Michael Brown is the unarmed black teenager who was shot to death by a white police officer in Ferguson Missouri earlier this week. His death has prompted riots and protests in the days since.
Thanks to loyal reader A. Renae for sending this video.

Published Aug 17, 2014 on Youtube.com
Description Senior Pastor Thomas D. Johnson of Canaan Baptist Church of Harlem , New York speaks out against the recent shootings of young Black Men by police.

THE NEW ROSA PARKS?

You must check out the story below. Are you sure that we are in 2014? Basically what happens here is that a white business owner in Chicago sees an older black woman smoking near his business and he got upset. The two began to argue. Yes, he got upset enough to say to her “Rosa Parks, move,” and he spit in her face. I forgot to mention, the black lady happens to be… a judge. Read the rest of the story below. “Rosa Parks”, this is more money for your retirement. You no longer have to sit on the bus.

By Steve Schmadeke

Tribune reporter

7:46 a.m. CDT, July 16, 2014

A North Side business owner slapped a 79-year-old Cook County judge in the face, spit on her and called her “Rosa Parks” after becoming angry that she was smoking near him outside the Daley Center, authorities said.

Monday’s attack outside the courthouse came as a shock to friends of Judge Arnette Hubbard, a silver-haired African-American jurist who was the first female president of the National Bar Association and Cook County Bar Association, both black lawyers’ groups.

“She’s an icon in our community,” said Delores Robinson, past president of the Cook County Bar Association, who noted that Hubbard, a former commissioner on the Cook County Board of Elections, had been an international election observer in Haiti and South Africa and had long been a voice on civil rights and women’s issues.

Cook County prosecutors said Tuesday that Hubbard was outside the Daley Center smoking a cigarette when she walked past David C. Nicosia, 55, who became angry that she was smoking near him.

The two argued and Nicosia, who is white, stepped near her face and said, “Rosa Parks, move,” and spit in her face, prosecutors said. As he walked away, the Law Division judge followed him and called out for assistance.

Nicosia then turned and allegedly slapped the judge on the left side of her face with an open hand, prosecutors said. He was then arrested by sheriff’s deputies and charged with four counts of aggravated battery and a hate crime.

Judge James Brown ordered him held on $90,000 bail Tuesday.

Chief Judge Timothy Evans, whose offices are also in the Daley Center, declined to comment. A representative said judicial rules of conduct barred Evans from speaking about a pending criminal case.

Born in Arkansas, Hubbard graduated from Southern Illinois University and John Marshall Law School and began her legal career in 1969 working on civil rights cases, according to online biographies.

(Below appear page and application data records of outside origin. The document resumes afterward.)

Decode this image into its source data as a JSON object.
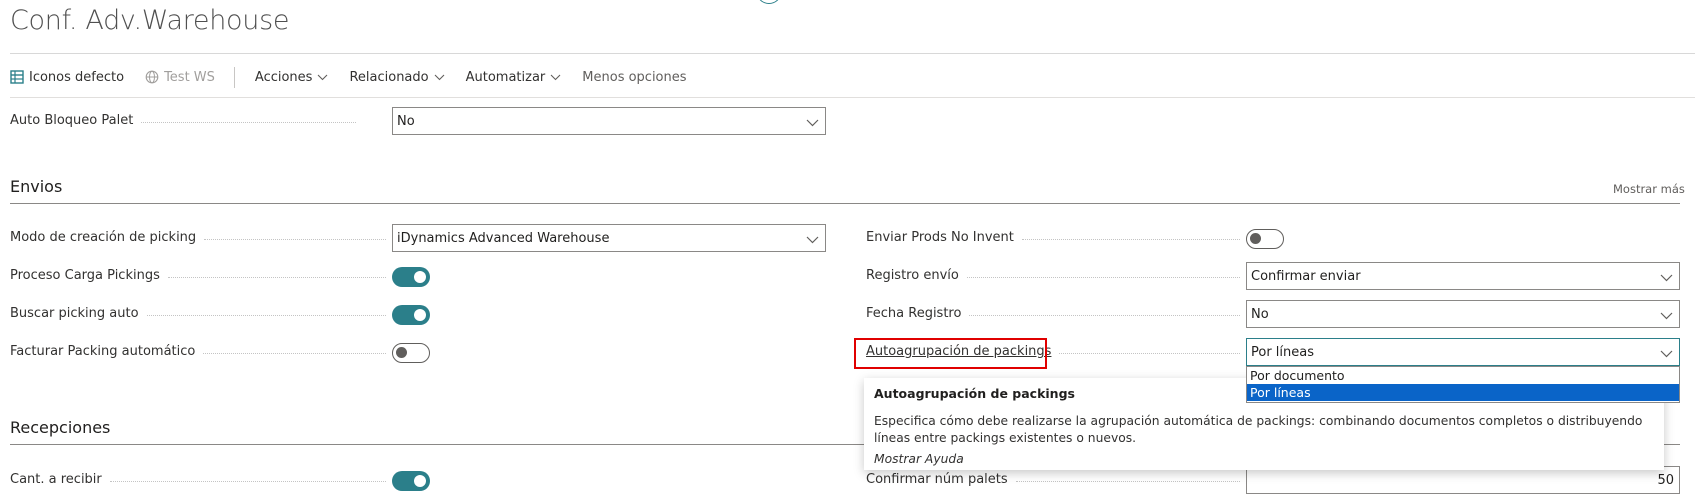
{
  "page": {
    "title": "Conf. Adv.Warehouse"
  },
  "toolbar": {
    "items": [
      {
        "label": "Iconos defecto"
      },
      {
        "label": "Test WS"
      },
      {
        "label": "Acciones"
      },
      {
        "label": "Relacionado"
      },
      {
        "label": "Automatizar"
      },
      {
        "label": "Menos opciones"
      }
    ]
  },
  "top_fields": {
    "auto_bloqueo_palet": {
      "label": "Auto Bloqueo Palet",
      "value": "No"
    }
  },
  "envios": {
    "title": "Envios",
    "show_more": "Mostrar más",
    "left": [
      {
        "label": "Modo de creación de picking",
        "type": "select",
        "value": "iDynamics Advanced Warehouse"
      },
      {
        "label": "Proceso Carga Pickings",
        "type": "toggle",
        "on": true
      },
      {
        "label": "Buscar picking auto",
        "type": "toggle",
        "on": true
      },
      {
        "label": "Facturar Packing automático",
        "type": "toggle",
        "on": false
      }
    ],
    "right": [
      {
        "label": "Enviar Prods No Invent",
        "type": "toggle",
        "on": false
      },
      {
        "label": "Registro envío",
        "type": "select",
        "value": "Confirmar enviar"
      },
      {
        "label": "Fecha Registro",
        "type": "select",
        "value": "No"
      },
      {
        "label": "Autoagrupación de packings",
        "type": "select",
        "value": "Por líneas"
      }
    ]
  },
  "dropdown": {
    "options": [
      "Por documento",
      "Por líneas"
    ],
    "selected": "Por líneas"
  },
  "tooltip": {
    "title": "Autoagrupación de packings",
    "body": "Especifica cómo debe realizarse la agrupación automática de packings: combinando documentos completos o distribuyendo líneas entre packings existentes o nuevos.",
    "more": "Mostrar Ayuda"
  },
  "recepciones": {
    "title": "Recepciones",
    "left": [
      {
        "label": "Cant. a recibir",
        "type": "toggle",
        "on": true
      }
    ],
    "right": [
      {
        "label": "Confirmar núm palets",
        "type": "number",
        "value": "50"
      }
    ]
  },
  "colors": {
    "accent": "#2b7f8a",
    "highlight": "#e00000",
    "selection": "#0a64c8"
  }
}
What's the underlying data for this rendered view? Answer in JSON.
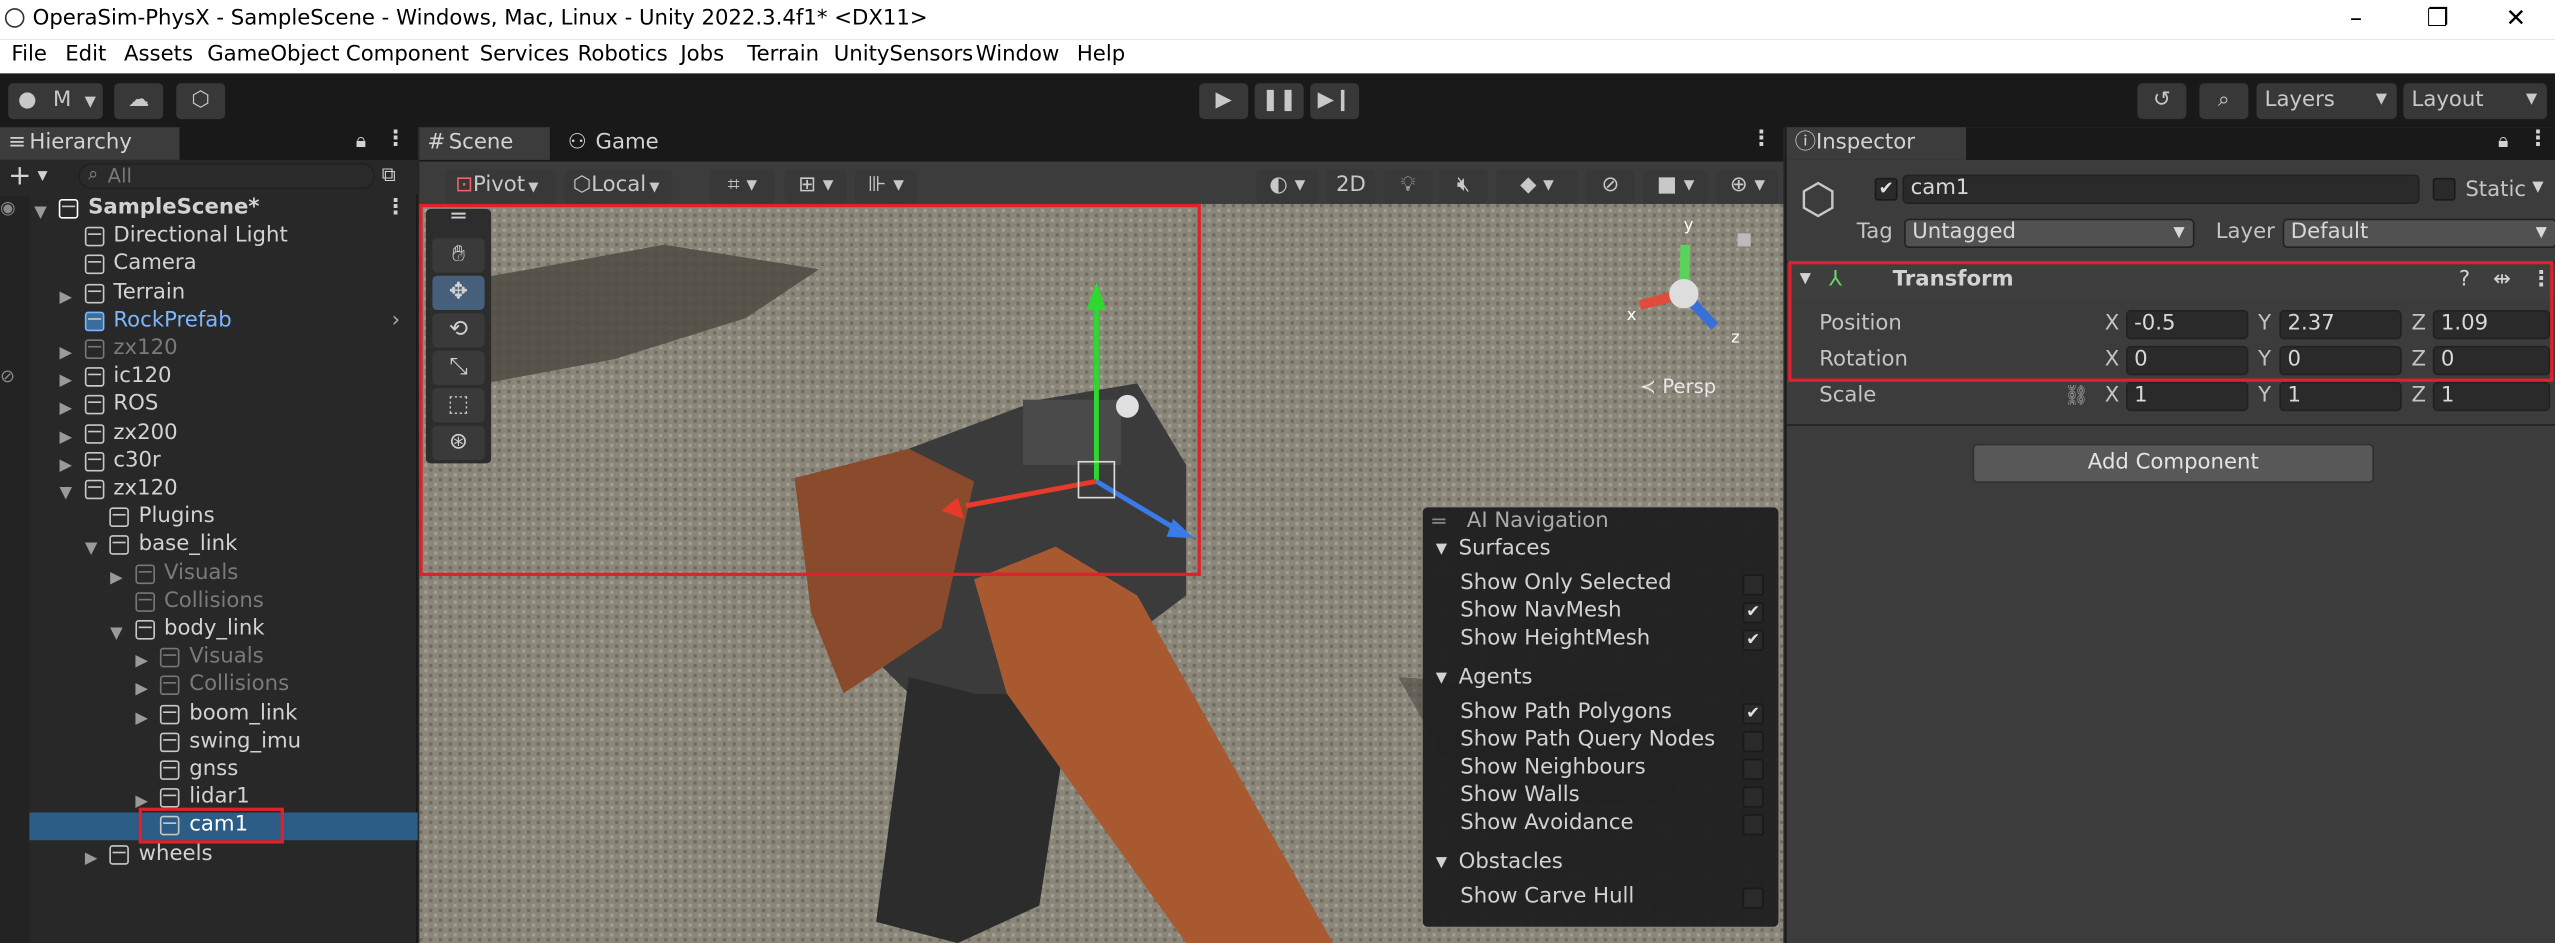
{
  "window": {
    "title": "OperaSim-PhysX - SampleScene - Windows, Mac, Linux - Unity 2022.3.4f1* <DX11>"
  },
  "menu": [
    "File",
    "Edit",
    "Assets",
    "GameObject",
    "Component",
    "Services",
    "Robotics",
    "Jobs",
    "Terrain",
    "UnitySensors",
    "Window",
    "Help"
  ],
  "toolbar": {
    "account": "M",
    "layers": "Layers",
    "layout": "Layout"
  },
  "hierarchy": {
    "tab": "Hierarchy",
    "search_placeholder": "All",
    "items": [
      {
        "label": "SampleScene*",
        "depth": 0,
        "state": "scene"
      },
      {
        "label": "Directional Light",
        "depth": 1,
        "state": "normal"
      },
      {
        "label": "Camera",
        "depth": 1,
        "state": "normal"
      },
      {
        "label": "Terrain",
        "depth": 1,
        "state": "normal"
      },
      {
        "label": "RockPrefab",
        "depth": 1,
        "state": "prefab"
      },
      {
        "label": "zx120",
        "depth": 1,
        "state": "dim"
      },
      {
        "label": "ic120",
        "depth": 1,
        "state": "normal"
      },
      {
        "label": "ROS",
        "depth": 1,
        "state": "normal"
      },
      {
        "label": "zx200",
        "depth": 1,
        "state": "normal"
      },
      {
        "label": "c30r",
        "depth": 1,
        "state": "normal"
      },
      {
        "label": "zx120",
        "depth": 1,
        "state": "normal"
      },
      {
        "label": "Plugins",
        "depth": 2,
        "state": "normal"
      },
      {
        "label": "base_link",
        "depth": 2,
        "state": "normal"
      },
      {
        "label": "Visuals",
        "depth": 3,
        "state": "dim"
      },
      {
        "label": "Collisions",
        "depth": 3,
        "state": "dim"
      },
      {
        "label": "body_link",
        "depth": 3,
        "state": "normal"
      },
      {
        "label": "Visuals",
        "depth": 4,
        "state": "dim"
      },
      {
        "label": "Collisions",
        "depth": 4,
        "state": "dim"
      },
      {
        "label": "boom_link",
        "depth": 4,
        "state": "normal"
      },
      {
        "label": "swing_imu",
        "depth": 4,
        "state": "normal"
      },
      {
        "label": "gnss",
        "depth": 4,
        "state": "normal"
      },
      {
        "label": "lidar1",
        "depth": 4,
        "state": "normal"
      },
      {
        "label": "cam1",
        "depth": 4,
        "state": "selected"
      },
      {
        "label": "wheels",
        "depth": 2,
        "state": "normal"
      }
    ]
  },
  "scene": {
    "tabs": [
      "Scene",
      "Game"
    ],
    "pivot": "Pivot",
    "local": "Local",
    "mode_2d": "2D",
    "persp": "Persp",
    "gizmo_axes": {
      "y": "y",
      "x": "x",
      "z": "z"
    }
  },
  "ai_navigation": {
    "title": "AI Navigation",
    "surfaces": "Surfaces",
    "surface_items": [
      {
        "label": "Show Only Selected",
        "checked": false
      },
      {
        "label": "Show NavMesh",
        "checked": true
      },
      {
        "label": "Show HeightMesh",
        "checked": true
      }
    ],
    "agents": "Agents",
    "agent_items": [
      {
        "label": "Show Path Polygons",
        "checked": true
      },
      {
        "label": "Show Path Query Nodes",
        "checked": false
      },
      {
        "label": "Show Neighbours",
        "checked": false
      },
      {
        "label": "Show Walls",
        "checked": false
      },
      {
        "label": "Show Avoidance",
        "checked": false
      }
    ],
    "obstacles": "Obstacles",
    "obstacle_items": [
      {
        "label": "Show Carve Hull",
        "checked": false
      }
    ]
  },
  "inspector": {
    "tab": "Inspector",
    "object_name": "cam1",
    "static_label": "Static",
    "tag_label": "Tag",
    "tag_value": "Untagged",
    "layer_label": "Layer",
    "layer_value": "Default",
    "component": "Transform",
    "position": {
      "label": "Position",
      "x": "-0.5",
      "y": "2.37",
      "z": "1.09"
    },
    "rotation": {
      "label": "Rotation",
      "x": "0",
      "y": "0",
      "z": "0"
    },
    "scale": {
      "label": "Scale",
      "x": "1",
      "y": "1",
      "z": "1"
    },
    "axis": {
      "x": "X",
      "y": "Y",
      "z": "Z"
    },
    "add_component": "Add Component"
  }
}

As part of the city’s African-American power structure, she spent several terms on the city’s election board as well as the cable commission.

Hubbard was appointed to the bench in 1997, re-elected to a six-year term the following year and retained since in two more elections, most recently in 2010.

Nicosia, who state records show is president of an IT consulting business, has no prior Cook County convictions. His attorney did not return a message seeking comment.

Friends of Hubbard were left shaking their heads Tuesday.

“People of good common sense and decency, people of good hearts should be outraged by this,” Robinson said. “Not just because of who she is but that this happened to anybody.”

“I’m still in shock,” said longtime friend Geraldine Simmons, 75, also a past president of the Cook County Bar Association, who questioned whether deputies acted quickly enough.